GIVEN ENTRIES –
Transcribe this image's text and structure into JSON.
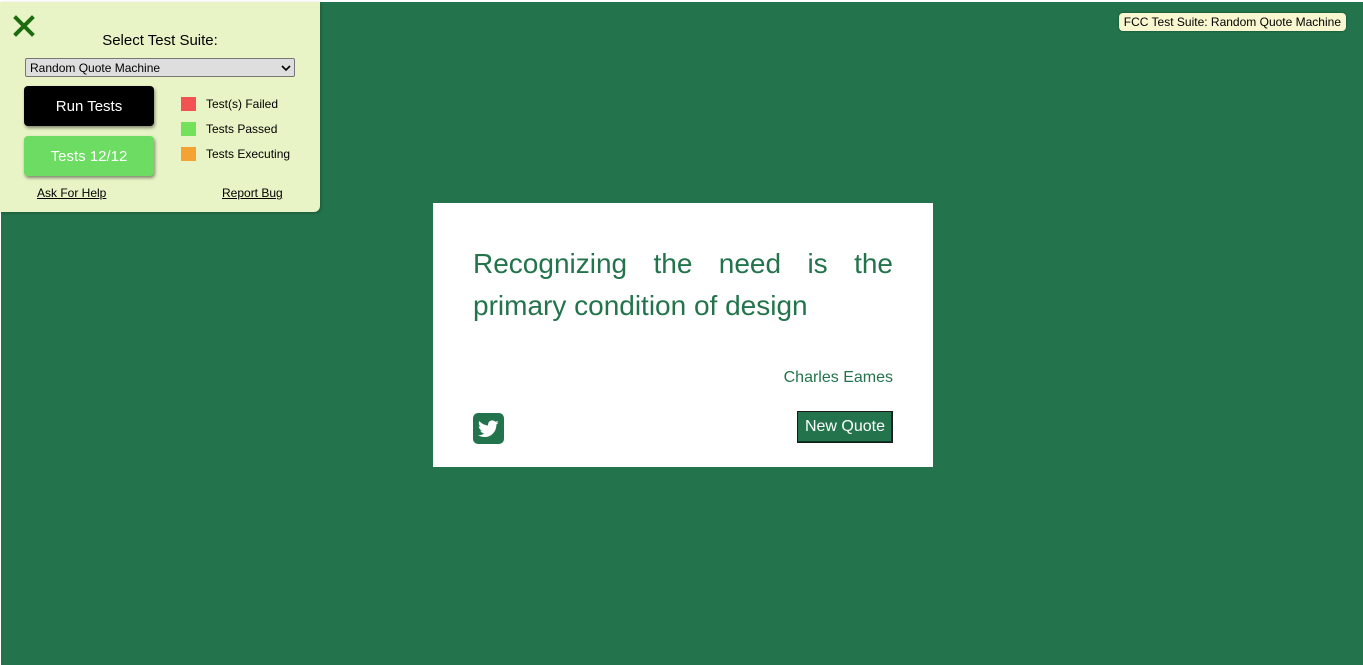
{
  "colors": {
    "background": "#23744c",
    "panel": "#e8f4c6",
    "failed": "#f25252",
    "passed": "#74e15b",
    "executing": "#f4a234",
    "tests_button": "#6ddc62",
    "close_icon": "#1d6b0f"
  },
  "test_panel": {
    "close_icon": "close-icon",
    "title": "Select Test Suite:",
    "selected_suite": "Random Quote Machine",
    "run_button": "Run Tests",
    "tests_button": "Tests 12/12",
    "legend": {
      "failed": "Test(s) Failed",
      "passed": "Tests Passed",
      "executing": "Tests Executing"
    },
    "help_link": "Ask For Help",
    "bug_link": "Report Bug"
  },
  "suite_badge": "FCC Test Suite: Random Quote Machine",
  "quote": {
    "text": "Recognizing the need is the primary condition of design",
    "author": "Charles Eames",
    "tweet_icon": "twitter-icon",
    "new_quote_button": "New Quote"
  }
}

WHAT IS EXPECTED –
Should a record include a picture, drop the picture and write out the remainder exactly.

OUTPUT –
Transcribe this image's text and structure into JSON.
{
  "colors": {
    "background": "#23744c",
    "panel": "#e8f4c6",
    "failed": "#f25252",
    "passed": "#74e15b",
    "executing": "#f4a234",
    "tests_button": "#6ddc62",
    "close_icon": "#1d6b0f"
  },
  "test_panel": {
    "close_icon": "close-icon",
    "title": "Select Test Suite:",
    "selected_suite": "Random Quote Machine",
    "run_button": "Run Tests",
    "tests_button": "Tests 12/12",
    "legend": {
      "failed": "Test(s) Failed",
      "passed": "Tests Passed",
      "executing": "Tests Executing"
    },
    "help_link": "Ask For Help",
    "bug_link": "Report Bug"
  },
  "suite_badge": "FCC Test Suite: Random Quote Machine",
  "quote": {
    "text": "Recognizing the need is the primary condition of design",
    "author": "Charles Eames",
    "tweet_icon": "twitter-icon",
    "new_quote_button": "New Quote"
  }
}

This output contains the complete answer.